## To do:
Search the data for "that" and copy every matching line.

*** Extracted material Section Begins ***

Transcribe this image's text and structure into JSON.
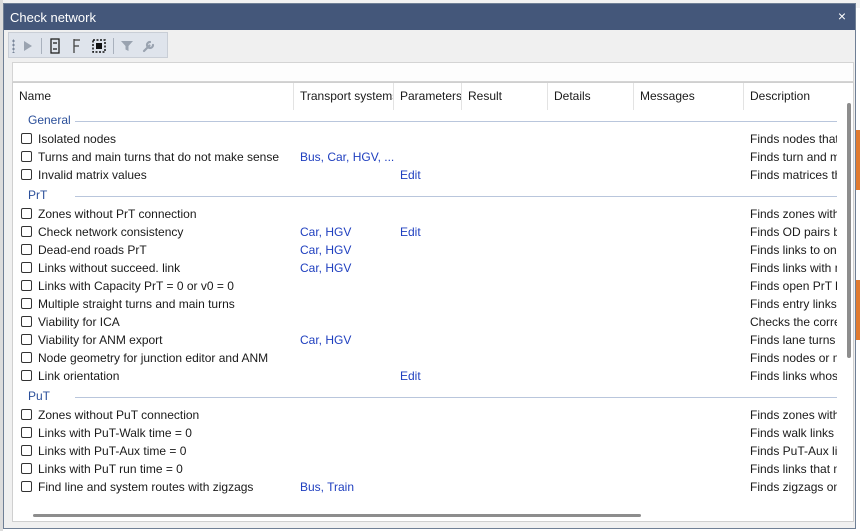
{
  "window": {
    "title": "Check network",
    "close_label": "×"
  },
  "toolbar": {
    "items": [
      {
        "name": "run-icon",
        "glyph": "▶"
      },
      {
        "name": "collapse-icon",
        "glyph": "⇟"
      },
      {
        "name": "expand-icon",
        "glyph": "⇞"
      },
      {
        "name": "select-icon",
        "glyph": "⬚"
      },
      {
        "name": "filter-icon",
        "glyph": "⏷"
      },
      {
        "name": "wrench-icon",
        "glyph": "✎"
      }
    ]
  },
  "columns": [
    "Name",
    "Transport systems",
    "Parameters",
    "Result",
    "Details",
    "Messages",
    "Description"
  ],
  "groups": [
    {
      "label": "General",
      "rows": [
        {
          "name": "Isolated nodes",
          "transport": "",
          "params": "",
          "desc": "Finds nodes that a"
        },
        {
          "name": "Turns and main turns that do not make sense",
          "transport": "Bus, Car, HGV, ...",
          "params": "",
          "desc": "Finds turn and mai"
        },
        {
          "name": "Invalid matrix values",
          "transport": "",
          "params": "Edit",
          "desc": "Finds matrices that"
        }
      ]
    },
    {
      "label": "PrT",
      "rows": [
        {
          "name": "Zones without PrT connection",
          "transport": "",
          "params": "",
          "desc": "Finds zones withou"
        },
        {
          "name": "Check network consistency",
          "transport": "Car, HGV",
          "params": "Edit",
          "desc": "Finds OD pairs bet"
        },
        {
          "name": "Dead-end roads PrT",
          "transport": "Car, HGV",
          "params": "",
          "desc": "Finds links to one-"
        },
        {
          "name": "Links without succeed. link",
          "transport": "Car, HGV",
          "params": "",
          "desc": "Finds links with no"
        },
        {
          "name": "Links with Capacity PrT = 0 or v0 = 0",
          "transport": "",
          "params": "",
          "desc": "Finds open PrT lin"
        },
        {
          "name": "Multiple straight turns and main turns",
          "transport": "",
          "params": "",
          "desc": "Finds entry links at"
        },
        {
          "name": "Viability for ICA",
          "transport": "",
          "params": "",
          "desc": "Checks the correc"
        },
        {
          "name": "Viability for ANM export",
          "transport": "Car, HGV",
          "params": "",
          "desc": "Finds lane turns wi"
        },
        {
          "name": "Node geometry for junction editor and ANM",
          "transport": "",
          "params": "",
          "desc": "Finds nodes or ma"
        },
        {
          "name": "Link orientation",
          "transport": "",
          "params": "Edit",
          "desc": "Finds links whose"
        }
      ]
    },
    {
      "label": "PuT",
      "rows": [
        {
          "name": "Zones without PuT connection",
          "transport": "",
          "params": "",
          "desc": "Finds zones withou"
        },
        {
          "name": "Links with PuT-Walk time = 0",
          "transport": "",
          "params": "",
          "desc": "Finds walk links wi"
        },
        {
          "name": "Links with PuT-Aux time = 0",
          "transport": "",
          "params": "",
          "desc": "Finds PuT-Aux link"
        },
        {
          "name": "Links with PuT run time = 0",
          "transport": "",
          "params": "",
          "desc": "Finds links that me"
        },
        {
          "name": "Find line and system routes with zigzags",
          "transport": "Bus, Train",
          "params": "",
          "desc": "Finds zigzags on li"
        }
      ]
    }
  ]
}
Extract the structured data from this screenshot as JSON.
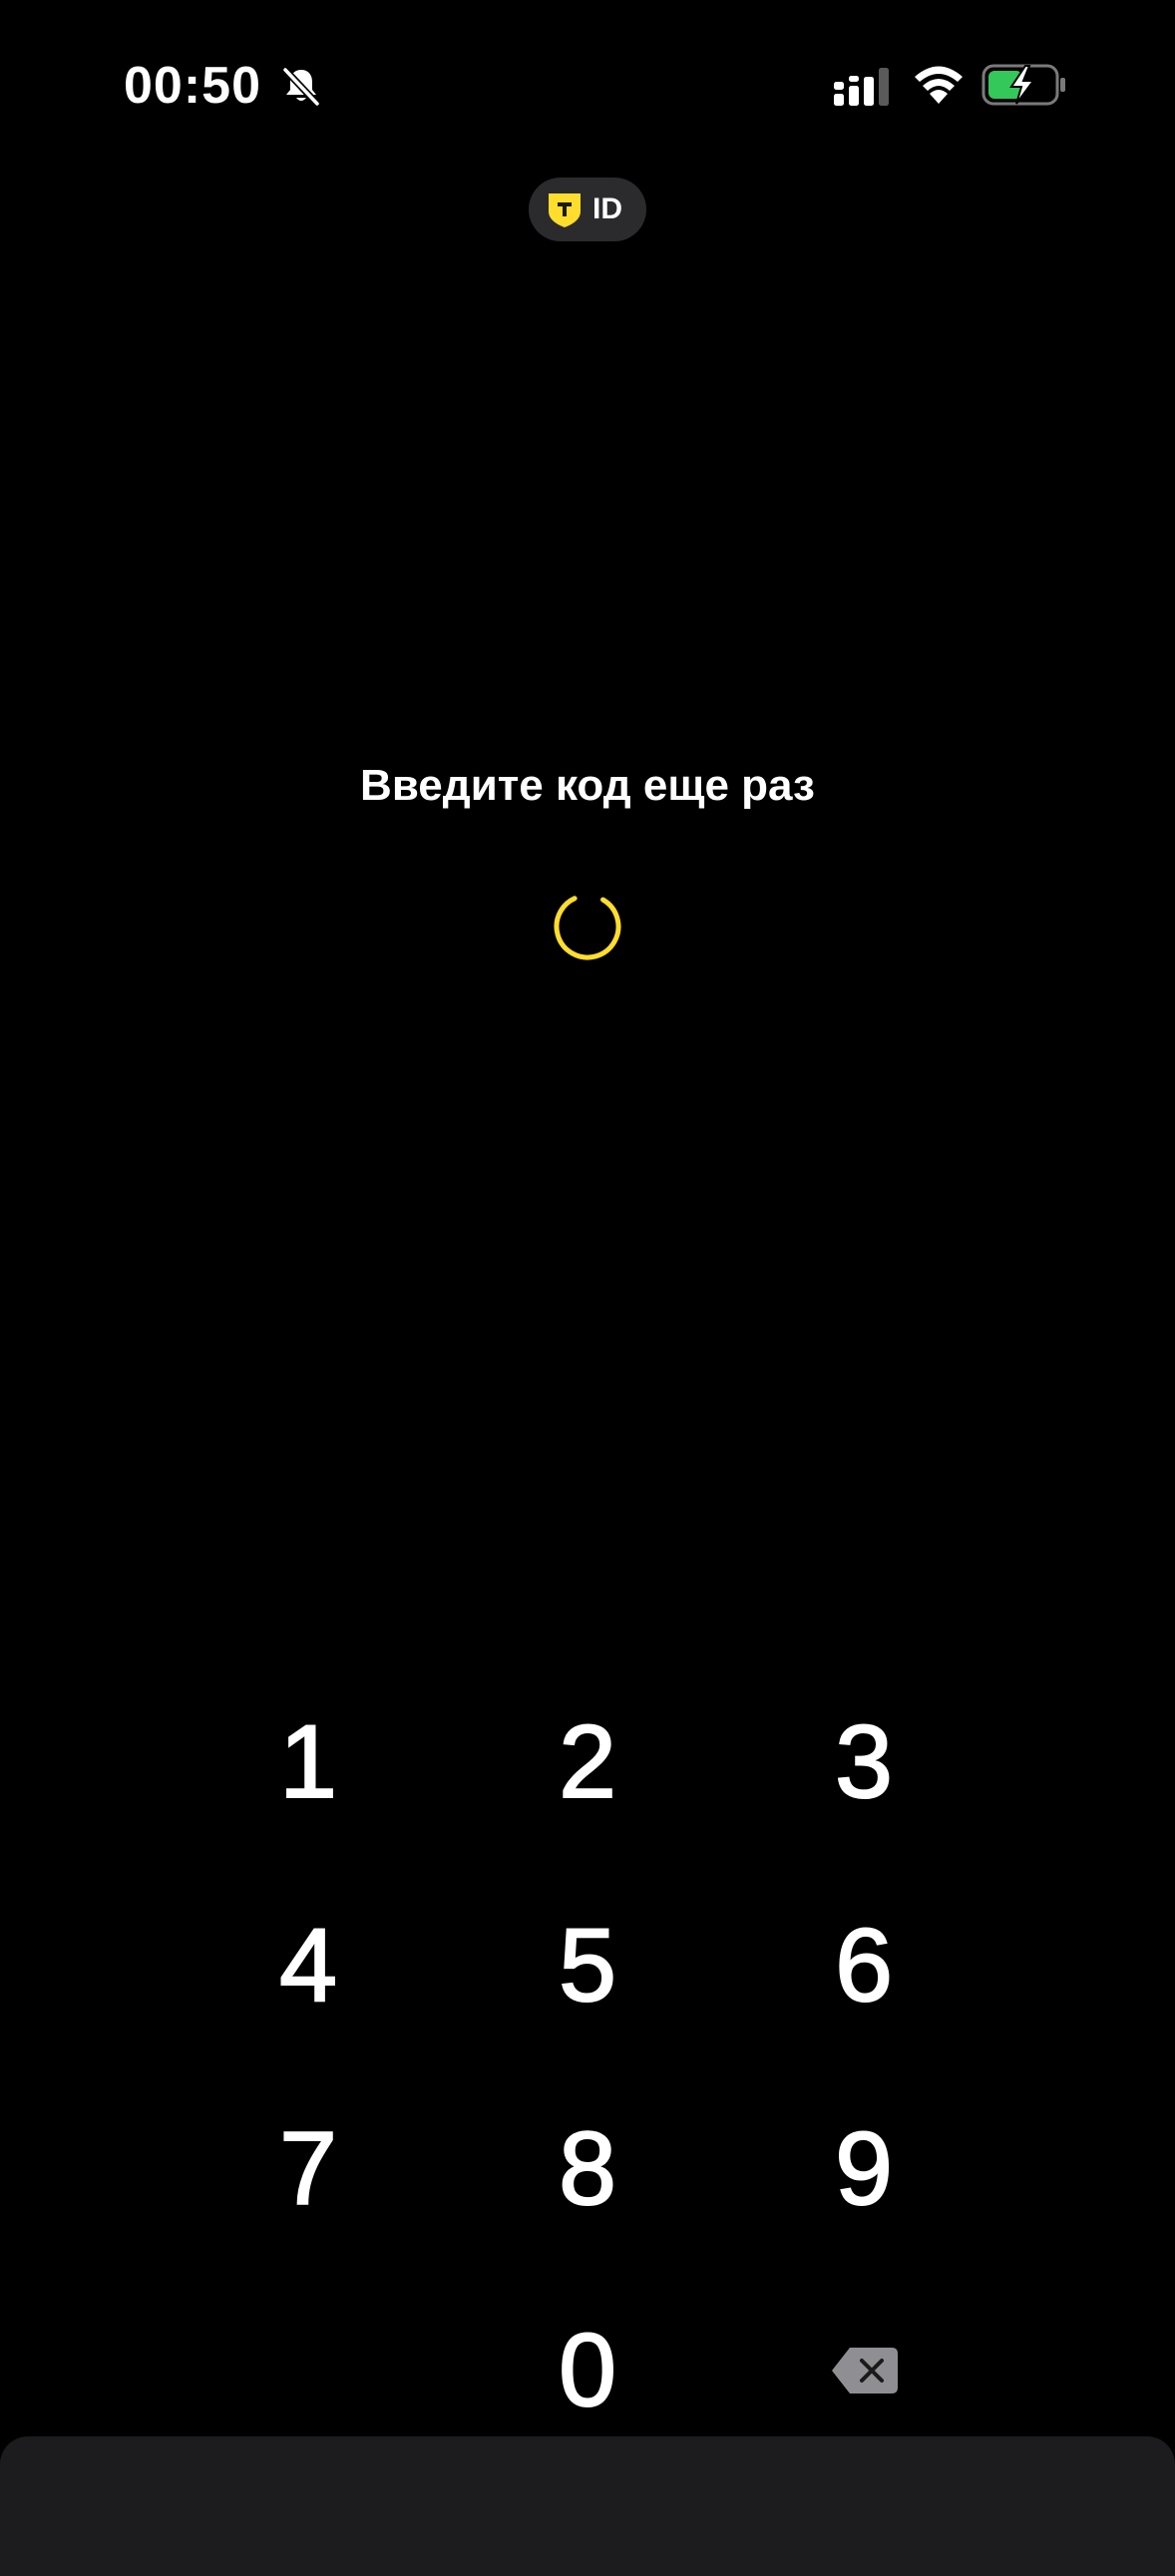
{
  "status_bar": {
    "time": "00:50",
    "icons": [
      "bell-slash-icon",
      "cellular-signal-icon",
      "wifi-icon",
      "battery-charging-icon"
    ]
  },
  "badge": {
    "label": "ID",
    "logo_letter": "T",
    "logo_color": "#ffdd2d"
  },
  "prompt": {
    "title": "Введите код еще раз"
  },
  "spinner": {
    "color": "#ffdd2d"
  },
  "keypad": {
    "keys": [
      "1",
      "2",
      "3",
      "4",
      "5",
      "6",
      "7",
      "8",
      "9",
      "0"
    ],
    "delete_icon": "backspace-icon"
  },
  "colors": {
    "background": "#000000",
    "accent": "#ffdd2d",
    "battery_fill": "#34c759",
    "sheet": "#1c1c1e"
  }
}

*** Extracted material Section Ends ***
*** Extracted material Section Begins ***

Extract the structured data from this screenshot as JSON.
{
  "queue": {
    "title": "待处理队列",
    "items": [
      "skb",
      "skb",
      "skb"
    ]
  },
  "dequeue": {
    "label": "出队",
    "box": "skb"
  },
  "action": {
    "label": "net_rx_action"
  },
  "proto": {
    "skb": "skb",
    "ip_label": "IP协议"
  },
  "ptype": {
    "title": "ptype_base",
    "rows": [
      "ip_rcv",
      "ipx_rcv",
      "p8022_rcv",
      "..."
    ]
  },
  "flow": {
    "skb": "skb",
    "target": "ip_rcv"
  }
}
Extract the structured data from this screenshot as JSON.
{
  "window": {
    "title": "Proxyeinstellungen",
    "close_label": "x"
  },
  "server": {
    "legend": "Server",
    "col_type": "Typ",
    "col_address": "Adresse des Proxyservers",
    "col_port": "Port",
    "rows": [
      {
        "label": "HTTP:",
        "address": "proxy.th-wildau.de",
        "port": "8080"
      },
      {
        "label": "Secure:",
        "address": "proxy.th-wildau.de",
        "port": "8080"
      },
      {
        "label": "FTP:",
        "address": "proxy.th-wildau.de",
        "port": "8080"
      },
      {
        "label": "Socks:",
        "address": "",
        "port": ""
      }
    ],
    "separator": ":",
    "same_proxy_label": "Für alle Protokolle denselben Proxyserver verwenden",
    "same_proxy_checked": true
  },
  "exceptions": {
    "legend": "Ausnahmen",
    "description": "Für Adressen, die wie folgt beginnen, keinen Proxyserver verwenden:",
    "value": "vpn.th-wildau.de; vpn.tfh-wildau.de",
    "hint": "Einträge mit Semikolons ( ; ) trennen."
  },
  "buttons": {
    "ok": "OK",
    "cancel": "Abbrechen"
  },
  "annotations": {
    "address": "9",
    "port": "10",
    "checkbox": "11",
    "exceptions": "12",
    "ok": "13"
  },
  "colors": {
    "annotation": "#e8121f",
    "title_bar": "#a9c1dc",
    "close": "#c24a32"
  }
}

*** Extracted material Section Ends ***

## Exercise answer:
          "desc": "Finds nodes that a"
          "name": "Turns and main turns that do not make sense",
          "desc": "Finds matrices that"
          "desc": "Finds links that me"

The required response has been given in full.